| What you are asked to do |
Since only the written part is wanted, repeat the records exactly and omit the pictures.

** Opening Recorded information block **

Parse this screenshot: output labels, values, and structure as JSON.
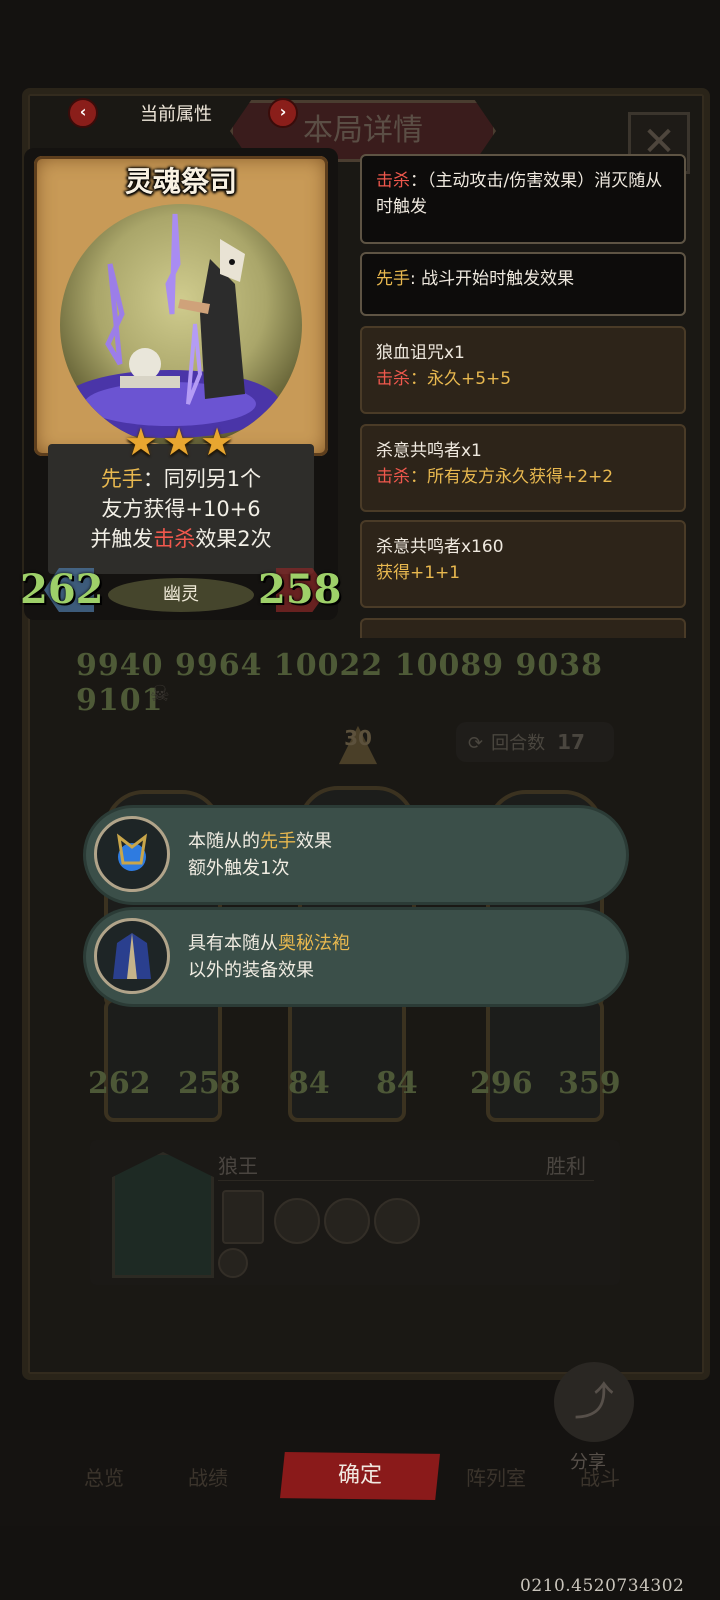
{
  "header": {
    "title": "当前属性",
    "bg_title": "本局详情",
    "close_glyph": "✕"
  },
  "card": {
    "name": "灵魂祭司",
    "stars": "★★★",
    "desc": {
      "kw1": "先手",
      "l1_rest": "：同列另1个",
      "l2": "友方获得+10+6",
      "l3_pre": "并触发",
      "kw2": "击杀",
      "l3_post": "效果2次"
    },
    "attack": "262",
    "health": "258",
    "tribe": "幽灵"
  },
  "keywords": [
    {
      "kw": "击杀",
      "text": "：（主动攻击/伤害效果）消灭随从时触发"
    },
    {
      "kw": "先手",
      "text": ": 战斗开始时触发效果"
    }
  ],
  "buffs": [
    {
      "name": "狼血诅咒x1",
      "kw": "击杀",
      "text": "：永久+5+5"
    },
    {
      "name": "杀意共鸣者x1",
      "kw": "击杀",
      "text": "：所有友方永久获得+2+2"
    },
    {
      "name": "杀意共鸣者x160",
      "kw": "",
      "text": "获得+1+1"
    }
  ],
  "board": {
    "top_stats": "9940 9964 10022 10089 9038 9101",
    "arrow_value": "30",
    "round_label": "回合数",
    "round_value": "17",
    "bottom_stats": [
      {
        "atk": "262",
        "hp": "258"
      },
      {
        "atk": "84",
        "hp": "84"
      },
      {
        "atk": "296",
        "hp": "359"
      }
    ]
  },
  "tooltips": [
    {
      "pre": "本随从的",
      "kw": "先手",
      "post": "效果",
      "line2": "额外触发1次"
    },
    {
      "pre": "具有本随从",
      "kw": "奥秘法袍",
      "post": "",
      "line2": "以外的装备效果"
    }
  ],
  "enemy": {
    "name": "狼王",
    "result": "胜利"
  },
  "tabs": [
    "总览",
    "战绩",
    "阵列室",
    "战斗"
  ],
  "confirm_label": "确定",
  "share_label": "分享",
  "coords": "0210.4520734302",
  "colors": {
    "gold_keyword": "#e8b84f",
    "red_keyword": "#f0584d",
    "stat_green": "#9ed069",
    "confirm_red": "#8a1a1a"
  }
}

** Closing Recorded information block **

| Finished exercise |
Parse this screenshot: output labels, values, and structure as JSON.
{
  "header": {
    "title": "当前属性",
    "bg_title": "本局详情",
    "close_glyph": "✕"
  },
  "card": {
    "name": "灵魂祭司",
    "stars": "★★★",
    "desc": {
      "kw1": "先手",
      "l1_rest": "：同列另1个",
      "l2": "友方获得+10+6",
      "l3_pre": "并触发",
      "kw2": "击杀",
      "l3_post": "效果2次"
    },
    "attack": "262",
    "health": "258",
    "tribe": "幽灵"
  },
  "keywords": [
    {
      "kw": "击杀",
      "text": "：（主动攻击/伤害效果）消灭随从时触发"
    },
    {
      "kw": "先手",
      "text": ": 战斗开始时触发效果"
    }
  ],
  "buffs": [
    {
      "name": "狼血诅咒x1",
      "kw": "击杀",
      "text": "：永久+5+5"
    },
    {
      "name": "杀意共鸣者x1",
      "kw": "击杀",
      "text": "：所有友方永久获得+2+2"
    },
    {
      "name": "杀意共鸣者x160",
      "kw": "",
      "text": "获得+1+1"
    }
  ],
  "board": {
    "top_stats": "9940 9964 10022 10089 9038 9101",
    "arrow_value": "30",
    "round_label": "回合数",
    "round_value": "17",
    "bottom_stats": [
      {
        "atk": "262",
        "hp": "258"
      },
      {
        "atk": "84",
        "hp": "84"
      },
      {
        "atk": "296",
        "hp": "359"
      }
    ]
  },
  "tooltips": [
    {
      "pre": "本随从的",
      "kw": "先手",
      "post": "效果",
      "line2": "额外触发1次"
    },
    {
      "pre": "具有本随从",
      "kw": "奥秘法袍",
      "post": "",
      "line2": "以外的装备效果"
    }
  ],
  "enemy": {
    "name": "狼王",
    "result": "胜利"
  },
  "tabs": [
    "总览",
    "战绩",
    "阵列室",
    "战斗"
  ],
  "confirm_label": "确定",
  "share_label": "分享",
  "coords": "0210.4520734302",
  "colors": {
    "gold_keyword": "#e8b84f",
    "red_keyword": "#f0584d",
    "stat_green": "#9ed069",
    "confirm_red": "#8a1a1a"
  }
}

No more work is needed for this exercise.